» What is required: Reproduce every line of the listing as written, apart from the pictures.

» Task inputs:

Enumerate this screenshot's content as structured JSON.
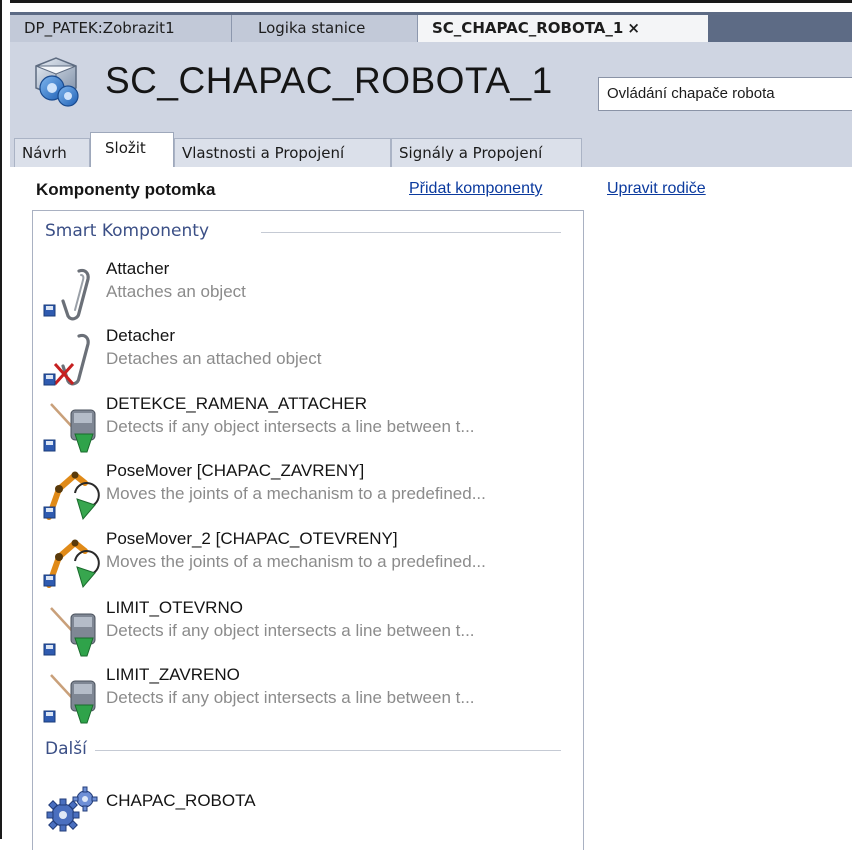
{
  "doc_tabs": [
    {
      "label": "DP_PATEK:Zobrazit1"
    },
    {
      "label": "Logika stanice"
    },
    {
      "label": "SC_CHAPAC_ROBOTA_1"
    }
  ],
  "close_glyph": "×",
  "header": {
    "title": "SC_CHAPAC_ROBOTA_1",
    "description": "Ovládání chapače robota"
  },
  "sub_tabs": [
    {
      "label": "Návrh"
    },
    {
      "label": "Složit"
    },
    {
      "label": "Vlastnosti a Propojení"
    },
    {
      "label": "Signály a Propojení"
    }
  ],
  "content": {
    "section_title": "Komponenty potomka",
    "add_link": "Přidat komponenty",
    "edit_parent_link": "Upravit rodiče"
  },
  "groups": {
    "smart": {
      "label": "Smart Komponenty",
      "items": [
        {
          "name": "Attacher",
          "desc": "Attaches an object",
          "icon": "paperclip-icon"
        },
        {
          "name": "Detacher",
          "desc": "Detaches an attached object",
          "icon": "paperclip-remove-icon"
        },
        {
          "name": "DETEKCE_RAMENA_ATTACHER",
          "desc": "Detects if any object intersects a line between t...",
          "icon": "line-sensor-icon"
        },
        {
          "name": "PoseMover [CHAPAC_ZAVRENY]",
          "desc": "Moves the joints of a mechanism to a predefined...",
          "icon": "pose-mover-icon"
        },
        {
          "name": "PoseMover_2 [CHAPAC_OTEVRENY]",
          "desc": "Moves the joints of a mechanism to a predefined...",
          "icon": "pose-mover-icon"
        },
        {
          "name": "LIMIT_OTEVRNO",
          "desc": "Detects if any object intersects a line between t...",
          "icon": "line-sensor-icon"
        },
        {
          "name": "LIMIT_ZAVRENO",
          "desc": "Detects if any object intersects a line between t...",
          "icon": "line-sensor-icon"
        }
      ]
    },
    "other": {
      "label": "Další",
      "items": [
        {
          "name": "CHAPAC_ROBOTA",
          "icon": "gears-icon"
        }
      ]
    }
  }
}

» Answer box:
Enumerate this screenshot's content as structured JSON.
{
  "doc_tabs": [
    {
      "label": "DP_PATEK:Zobrazit1"
    },
    {
      "label": "Logika stanice"
    },
    {
      "label": "SC_CHAPAC_ROBOTA_1"
    }
  ],
  "close_glyph": "×",
  "header": {
    "title": "SC_CHAPAC_ROBOTA_1",
    "description": "Ovládání chapače robota"
  },
  "sub_tabs": [
    {
      "label": "Návrh"
    },
    {
      "label": "Složit"
    },
    {
      "label": "Vlastnosti a Propojení"
    },
    {
      "label": "Signály a Propojení"
    }
  ],
  "content": {
    "section_title": "Komponenty potomka",
    "add_link": "Přidat komponenty",
    "edit_parent_link": "Upravit rodiče"
  },
  "groups": {
    "smart": {
      "label": "Smart Komponenty",
      "items": [
        {
          "name": "Attacher",
          "desc": "Attaches an object",
          "icon": "paperclip-icon"
        },
        {
          "name": "Detacher",
          "desc": "Detaches an attached object",
          "icon": "paperclip-remove-icon"
        },
        {
          "name": "DETEKCE_RAMENA_ATTACHER",
          "desc": "Detects if any object intersects a line between t...",
          "icon": "line-sensor-icon"
        },
        {
          "name": "PoseMover [CHAPAC_ZAVRENY]",
          "desc": "Moves the joints of a mechanism to a predefined...",
          "icon": "pose-mover-icon"
        },
        {
          "name": "PoseMover_2 [CHAPAC_OTEVRENY]",
          "desc": "Moves the joints of a mechanism to a predefined...",
          "icon": "pose-mover-icon"
        },
        {
          "name": "LIMIT_OTEVRNO",
          "desc": "Detects if any object intersects a line between t...",
          "icon": "line-sensor-icon"
        },
        {
          "name": "LIMIT_ZAVRENO",
          "desc": "Detects if any object intersects a line between t...",
          "icon": "line-sensor-icon"
        }
      ]
    },
    "other": {
      "label": "Další",
      "items": [
        {
          "name": "CHAPAC_ROBOTA",
          "icon": "gears-icon"
        }
      ]
    }
  }
}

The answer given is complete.